Until 1825 when compressed yeast was introduced by Tebbenhof, yeast was sold in liquid form. The return to this form is a response to requests from industrial bakers.
This is the most widely used form in industrialized countries for economic and practical reasons. It comes in compact blocks which reduce contact with oxygen in the air. Its colour and crumbliness differ from one country to the other. The packaging of " wax paper " or " sulphide paper and cellophane " reduces gas transfer and controls moisture migration, to provide extended shelf life.
This comes in relatively fine and free flowing particles; it can thus be weighed or metered automatically. It is packed in multilayered paper bags which are polyethylene lined and sealed to prevent access of air.
Crumbled yeast is often dispersed into water by industrial bakers, which makes automatic dosage possible.
Active Dry Yeast
This yeast is dried in granular form or small beads. It is packed in tins, plastic bags or drums or sachets under vacuum. It is also available for domestic use in sachets of 5 to 11 g. It can be stored at ambient temperature.
The product hardiness gives a good level of stability making it popular in parts of the world where climatic conditions are less than ideal (high temperature and humidity).
This type of yeast has to be rehydrated in lukewarm water before use.
Instant Dry Yeast

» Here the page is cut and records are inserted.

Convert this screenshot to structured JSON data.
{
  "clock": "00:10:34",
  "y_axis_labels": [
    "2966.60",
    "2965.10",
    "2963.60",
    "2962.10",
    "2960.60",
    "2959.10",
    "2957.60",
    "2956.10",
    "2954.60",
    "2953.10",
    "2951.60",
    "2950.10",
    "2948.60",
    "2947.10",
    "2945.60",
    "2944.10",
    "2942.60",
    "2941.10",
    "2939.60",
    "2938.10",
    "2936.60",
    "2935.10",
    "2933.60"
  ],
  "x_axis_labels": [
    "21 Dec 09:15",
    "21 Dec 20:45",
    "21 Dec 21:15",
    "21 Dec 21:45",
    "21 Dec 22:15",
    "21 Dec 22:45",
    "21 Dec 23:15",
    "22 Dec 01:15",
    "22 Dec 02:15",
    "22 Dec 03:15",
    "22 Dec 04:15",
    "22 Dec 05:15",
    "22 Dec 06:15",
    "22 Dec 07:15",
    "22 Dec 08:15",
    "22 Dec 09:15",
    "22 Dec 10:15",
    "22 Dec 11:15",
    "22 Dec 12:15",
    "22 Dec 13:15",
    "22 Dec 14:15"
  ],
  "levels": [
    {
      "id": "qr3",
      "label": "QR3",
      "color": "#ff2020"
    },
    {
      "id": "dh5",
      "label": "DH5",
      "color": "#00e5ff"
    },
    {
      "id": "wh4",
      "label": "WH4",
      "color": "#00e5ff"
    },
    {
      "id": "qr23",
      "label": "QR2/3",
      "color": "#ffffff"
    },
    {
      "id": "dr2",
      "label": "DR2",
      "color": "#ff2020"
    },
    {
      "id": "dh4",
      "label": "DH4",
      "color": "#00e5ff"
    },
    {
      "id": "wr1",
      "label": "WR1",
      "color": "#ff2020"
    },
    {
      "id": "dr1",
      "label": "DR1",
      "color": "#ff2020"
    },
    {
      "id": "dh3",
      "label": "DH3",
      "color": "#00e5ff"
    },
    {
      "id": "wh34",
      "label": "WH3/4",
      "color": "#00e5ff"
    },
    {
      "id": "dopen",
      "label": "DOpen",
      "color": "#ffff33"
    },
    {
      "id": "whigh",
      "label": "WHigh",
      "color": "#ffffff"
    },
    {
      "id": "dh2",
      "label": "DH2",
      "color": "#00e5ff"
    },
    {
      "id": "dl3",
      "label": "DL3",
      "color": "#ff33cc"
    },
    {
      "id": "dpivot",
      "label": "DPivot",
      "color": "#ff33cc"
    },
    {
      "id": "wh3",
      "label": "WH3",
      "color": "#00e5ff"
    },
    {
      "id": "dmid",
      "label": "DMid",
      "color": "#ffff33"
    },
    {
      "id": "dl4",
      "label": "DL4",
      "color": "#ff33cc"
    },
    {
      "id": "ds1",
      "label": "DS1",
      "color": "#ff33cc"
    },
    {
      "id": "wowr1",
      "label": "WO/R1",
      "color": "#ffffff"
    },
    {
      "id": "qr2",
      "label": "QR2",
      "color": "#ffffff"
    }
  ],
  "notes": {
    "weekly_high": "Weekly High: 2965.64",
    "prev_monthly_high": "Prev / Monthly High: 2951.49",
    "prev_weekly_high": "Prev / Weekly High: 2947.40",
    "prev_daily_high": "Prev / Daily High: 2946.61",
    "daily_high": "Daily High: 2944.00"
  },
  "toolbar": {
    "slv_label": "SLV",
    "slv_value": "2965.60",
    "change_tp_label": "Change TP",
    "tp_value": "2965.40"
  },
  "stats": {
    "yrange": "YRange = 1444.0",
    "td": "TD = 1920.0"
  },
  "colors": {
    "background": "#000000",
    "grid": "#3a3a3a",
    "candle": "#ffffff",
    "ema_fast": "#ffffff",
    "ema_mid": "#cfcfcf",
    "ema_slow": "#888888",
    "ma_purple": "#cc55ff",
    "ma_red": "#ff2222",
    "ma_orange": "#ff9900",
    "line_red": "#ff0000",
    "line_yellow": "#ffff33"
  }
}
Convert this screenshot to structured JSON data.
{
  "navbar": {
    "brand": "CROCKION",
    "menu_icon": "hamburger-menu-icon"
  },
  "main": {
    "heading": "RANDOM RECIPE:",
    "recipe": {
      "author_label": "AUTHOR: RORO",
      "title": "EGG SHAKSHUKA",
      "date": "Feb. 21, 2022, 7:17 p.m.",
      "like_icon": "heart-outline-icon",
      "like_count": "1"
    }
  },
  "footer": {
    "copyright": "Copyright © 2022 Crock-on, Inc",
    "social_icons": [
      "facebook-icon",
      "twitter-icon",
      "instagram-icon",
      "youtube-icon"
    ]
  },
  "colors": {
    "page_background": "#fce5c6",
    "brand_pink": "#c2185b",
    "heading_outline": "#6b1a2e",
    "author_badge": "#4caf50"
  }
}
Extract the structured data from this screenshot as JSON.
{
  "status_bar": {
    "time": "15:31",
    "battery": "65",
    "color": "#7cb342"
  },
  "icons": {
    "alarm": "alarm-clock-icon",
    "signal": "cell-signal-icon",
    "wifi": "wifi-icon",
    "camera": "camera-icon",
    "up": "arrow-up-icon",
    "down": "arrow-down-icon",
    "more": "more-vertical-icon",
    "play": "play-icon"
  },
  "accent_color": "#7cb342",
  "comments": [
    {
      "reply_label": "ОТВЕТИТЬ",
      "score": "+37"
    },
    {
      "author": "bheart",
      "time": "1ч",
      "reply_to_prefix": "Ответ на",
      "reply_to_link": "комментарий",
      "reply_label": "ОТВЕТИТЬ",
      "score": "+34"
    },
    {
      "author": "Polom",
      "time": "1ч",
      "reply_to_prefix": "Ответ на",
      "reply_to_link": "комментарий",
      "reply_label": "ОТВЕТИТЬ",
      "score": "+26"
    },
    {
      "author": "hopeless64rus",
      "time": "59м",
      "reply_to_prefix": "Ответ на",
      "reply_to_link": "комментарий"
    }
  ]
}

The fine particles of instant dry yeast are vacuum-packed in sachets. It also exists in sachets of 10 g under protective atmosphere for domestic use. This type of yeast can therefore be stored at ambient temperature.
The instant dry yeast owes its name to the fact that it does not require prior rehydration before being added to flour. It may be used just as easily as compressed yeast.
Dry yeast with reducing power (Active form)
In granular form, packed in tins, this yeast is designed for pizza makers. Its moderate, regular gassing power provides the fermentation tolerance required for this type of application. Its reducing power makes it easy to shape the pizza thus avoiding the shrinkage effect.
This yeast is stripped of all its fermenting power. In the dough, the membranes (rendered completely permeable) allow the leakage of the whole cell content to pass through. One of its components, glutathione, has a reducing effect on the gluten.
This is reflected in :
improving the machinability of stiff doughs or those which have reached a high level of maturation;
accelerating the dough development during mixing which requires a decrease in mixing time by 15 to 20%. This characteristic reduces dough oxidation during mixing, therefore preserving the ferment flavour which gives aromatic quality to the finished product.